Pick every line from the data below that contains the string "icon" and copy it.

* * * *

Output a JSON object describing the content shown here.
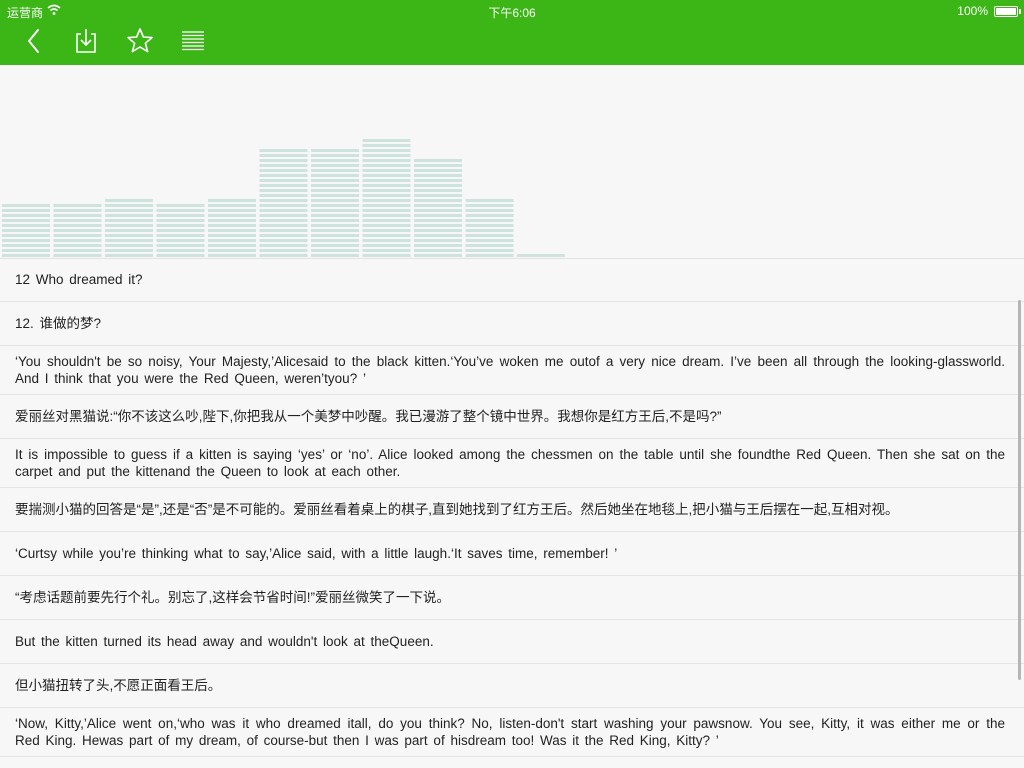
{
  "status_bar": {
    "carrier": "运营商",
    "time": "下午6:06",
    "battery": "100%"
  },
  "toolbar": {
    "back_icon": "chevron-left-icon",
    "download_icon": "download-icon",
    "favorite_icon": "star-icon",
    "menu_icon": "list-icon",
    "accent_color": "#3cb516"
  },
  "audio_visualizer": {
    "levels": [
      0.33,
      0.33,
      0.38,
      0.33,
      0.38,
      0.7,
      0.7,
      0.75,
      0.63,
      0.38,
      0.04
    ],
    "bar_color": "#cfe3de"
  },
  "lines": [
    "12 Who dreamed it?",
    "12. 谁做的梦?",
    "‘You shouldn't be so noisy, Your Majesty,’Alicesaid to the black kitten.‘You’ve woken me outof a very nice dream. I’ve been all through the looking-glassworld. And I think that you were the Red Queen, weren’tyou? ’",
    "爱丽丝对黑猫说:“你不该这么吵,陛下,你把我从一个美梦中吵醒。我已漫游了整个镜中世界。我想你是红方王后,不是吗?”",
    "It is impossible to guess if a kitten is saying ‘yes’ or ‘no’. Alice looked among the chessmen on the table until she foundthe Red Queen. Then she sat on the carpet and put the kittenand the Queen to look at each other.",
    "要揣测小猫的回答是“是”,还是“否”是不可能的。爱丽丝看着桌上的棋子,直到她找到了红方王后。然后她坐在地毯上,把小猫与王后摆在一起,互相对视。",
    "‘Curtsy while you’re thinking what to say,’Alice said, with a little laugh.‘It saves time, remember! ’",
    "“考虑话题前要先行个礼。别忘了,这样会节省时间!”爱丽丝微笑了一下说。",
    "But the kitten turned its head away and wouldn't look at theQueen.",
    "但小猫扭转了头,不愿正面看王后。",
    "‘Now, Kitty,’Alice went on,‘who was it who dreamed itall, do you think? No, listen-don't start washing your pawsnow. You see, Kitty, it was either me or the Red King. Hewas part of my dream, of course-but then I was part of hisdream too! Was it the Red King, Kitty? ’"
  ]
}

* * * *

→ **Response box**:
    "back_icon": "chevron-left-icon",
    "download_icon": "download-icon",
    "favorite_icon": "star-icon",
    "menu_icon": "list-icon",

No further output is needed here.